What is expected ▸
Set down each entry as it stands. Skip the pictures.

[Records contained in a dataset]
== == ==

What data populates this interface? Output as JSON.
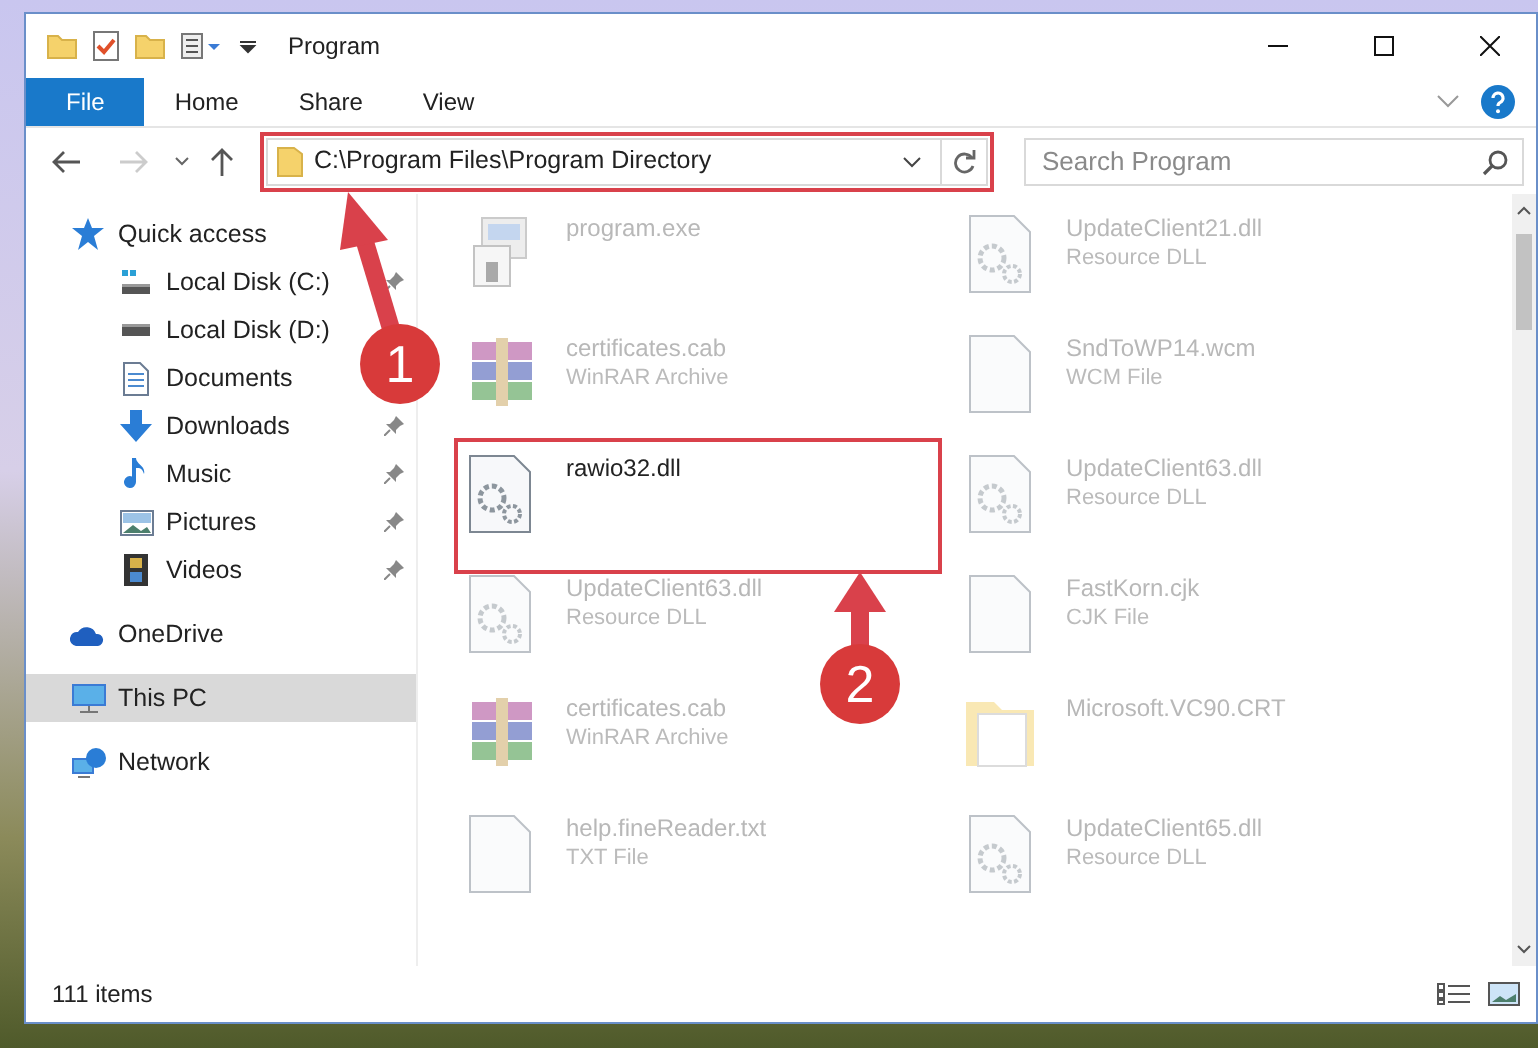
{
  "window": {
    "title": "Program"
  },
  "ribbon_tabs": [
    {
      "label": "File",
      "kind": "file"
    },
    {
      "label": "Home",
      "kind": "tab"
    },
    {
      "label": "Share",
      "kind": "tab"
    },
    {
      "label": "View",
      "kind": "tab"
    }
  ],
  "address_bar": {
    "path": "C:\\Program Files\\Program Directory",
    "highlighted": true
  },
  "search": {
    "placeholder": "Search Program"
  },
  "sidebar": {
    "items": [
      {
        "label": "Quick access",
        "kind": "star",
        "selected": false,
        "children": [
          {
            "label": "Local Disk (C:)",
            "kind": "disk-c",
            "pinned": true
          },
          {
            "label": "Local Disk (D:)",
            "kind": "disk"
          },
          {
            "label": "Documents",
            "kind": "documents"
          },
          {
            "label": "Downloads",
            "kind": "downloads",
            "pinned": true
          },
          {
            "label": "Music",
            "kind": "music",
            "pinned": true
          },
          {
            "label": "Pictures",
            "kind": "pictures",
            "pinned": true
          },
          {
            "label": "Videos",
            "kind": "videos",
            "pinned": true
          }
        ]
      },
      {
        "label": "OneDrive",
        "kind": "cloud",
        "selected": false
      },
      {
        "label": "This PC",
        "kind": "pc",
        "selected": true
      },
      {
        "label": "Network",
        "kind": "network",
        "selected": false
      }
    ]
  },
  "files": [
    {
      "name": "program.exe",
      "kind": "exe",
      "dimmed": true,
      "highlighted": false
    },
    {
      "name": "UpdateClient21.dll",
      "type": "Resource DLL",
      "kind": "dll",
      "dimmed": true,
      "highlighted": false
    },
    {
      "name": "certificates.cab",
      "type": "WinRAR Archive",
      "kind": "archive",
      "dimmed": true,
      "highlighted": false
    },
    {
      "name": "SndToWP14.wcm",
      "type": "WCM File",
      "kind": "blank",
      "dimmed": true,
      "highlighted": false
    },
    {
      "name": "rawio32.dll",
      "kind": "dll",
      "dimmed": false,
      "highlighted": true
    },
    {
      "name": "UpdateClient63.dll",
      "type": "Resource DLL",
      "kind": "dll",
      "dimmed": true,
      "highlighted": false
    },
    {
      "name": "UpdateClient63.dll",
      "type": "Resource DLL",
      "kind": "dll",
      "dimmed": true,
      "highlighted": false
    },
    {
      "name": "FastKorn.cjk",
      "type": "CJK File",
      "kind": "blank",
      "dimmed": true,
      "highlighted": false
    },
    {
      "name": "certificates.cab",
      "type": "WinRAR Archive",
      "kind": "archive",
      "dimmed": true,
      "highlighted": false
    },
    {
      "name": "Microsoft.VC90.CRT",
      "kind": "folder",
      "dimmed": true,
      "highlighted": false
    },
    {
      "name": "help.fineReader.txt",
      "type": "TXT File",
      "kind": "blank",
      "dimmed": true,
      "highlighted": false
    },
    {
      "name": "UpdateClient65.dll",
      "type": "Resource DLL",
      "kind": "dll",
      "dimmed": true,
      "highlighted": false
    }
  ],
  "status_bar": {
    "count": "111 items"
  },
  "annotations": [
    {
      "number": "1"
    },
    {
      "number": "2"
    }
  ]
}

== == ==

Result ▸
What data populates this interface? Output as JSON.
{
  "window": {
    "title": "Program"
  },
  "ribbon_tabs": [
    {
      "label": "File",
      "kind": "file"
    },
    {
      "label": "Home",
      "kind": "tab"
    },
    {
      "label": "Share",
      "kind": "tab"
    },
    {
      "label": "View",
      "kind": "tab"
    }
  ],
  "address_bar": {
    "path": "C:\\Program Files\\Program Directory",
    "highlighted": true
  },
  "search": {
    "placeholder": "Search Program"
  },
  "sidebar": {
    "items": [
      {
        "label": "Quick access",
        "kind": "star",
        "selected": false,
        "children": [
          {
            "label": "Local Disk (C:)",
            "kind": "disk-c",
            "pinned": true
          },
          {
            "label": "Local Disk (D:)",
            "kind": "disk"
          },
          {
            "label": "Documents",
            "kind": "documents"
          },
          {
            "label": "Downloads",
            "kind": "downloads",
            "pinned": true
          },
          {
            "label": "Music",
            "kind": "music",
            "pinned": true
          },
          {
            "label": "Pictures",
            "kind": "pictures",
            "pinned": true
          },
          {
            "label": "Videos",
            "kind": "videos",
            "pinned": true
          }
        ]
      },
      {
        "label": "OneDrive",
        "kind": "cloud",
        "selected": false
      },
      {
        "label": "This PC",
        "kind": "pc",
        "selected": true
      },
      {
        "label": "Network",
        "kind": "network",
        "selected": false
      }
    ]
  },
  "files": [
    {
      "name": "program.exe",
      "kind": "exe",
      "dimmed": true,
      "highlighted": false
    },
    {
      "name": "UpdateClient21.dll",
      "type": "Resource DLL",
      "kind": "dll",
      "dimmed": true,
      "highlighted": false
    },
    {
      "name": "certificates.cab",
      "type": "WinRAR Archive",
      "kind": "archive",
      "dimmed": true,
      "highlighted": false
    },
    {
      "name": "SndToWP14.wcm",
      "type": "WCM File",
      "kind": "blank",
      "dimmed": true,
      "highlighted": false
    },
    {
      "name": "rawio32.dll",
      "kind": "dll",
      "dimmed": false,
      "highlighted": true
    },
    {
      "name": "UpdateClient63.dll",
      "type": "Resource DLL",
      "kind": "dll",
      "dimmed": true,
      "highlighted": false
    },
    {
      "name": "UpdateClient63.dll",
      "type": "Resource DLL",
      "kind": "dll",
      "dimmed": true,
      "highlighted": false
    },
    {
      "name": "FastKorn.cjk",
      "type": "CJK File",
      "kind": "blank",
      "dimmed": true,
      "highlighted": false
    },
    {
      "name": "certificates.cab",
      "type": "WinRAR Archive",
      "kind": "archive",
      "dimmed": true,
      "highlighted": false
    },
    {
      "name": "Microsoft.VC90.CRT",
      "kind": "folder",
      "dimmed": true,
      "highlighted": false
    },
    {
      "name": "help.fineReader.txt",
      "type": "TXT File",
      "kind": "blank",
      "dimmed": true,
      "highlighted": false
    },
    {
      "name": "UpdateClient65.dll",
      "type": "Resource DLL",
      "kind": "dll",
      "dimmed": true,
      "highlighted": false
    }
  ],
  "status_bar": {
    "count": "111 items"
  },
  "annotations": [
    {
      "number": "1"
    },
    {
      "number": "2"
    }
  ]
}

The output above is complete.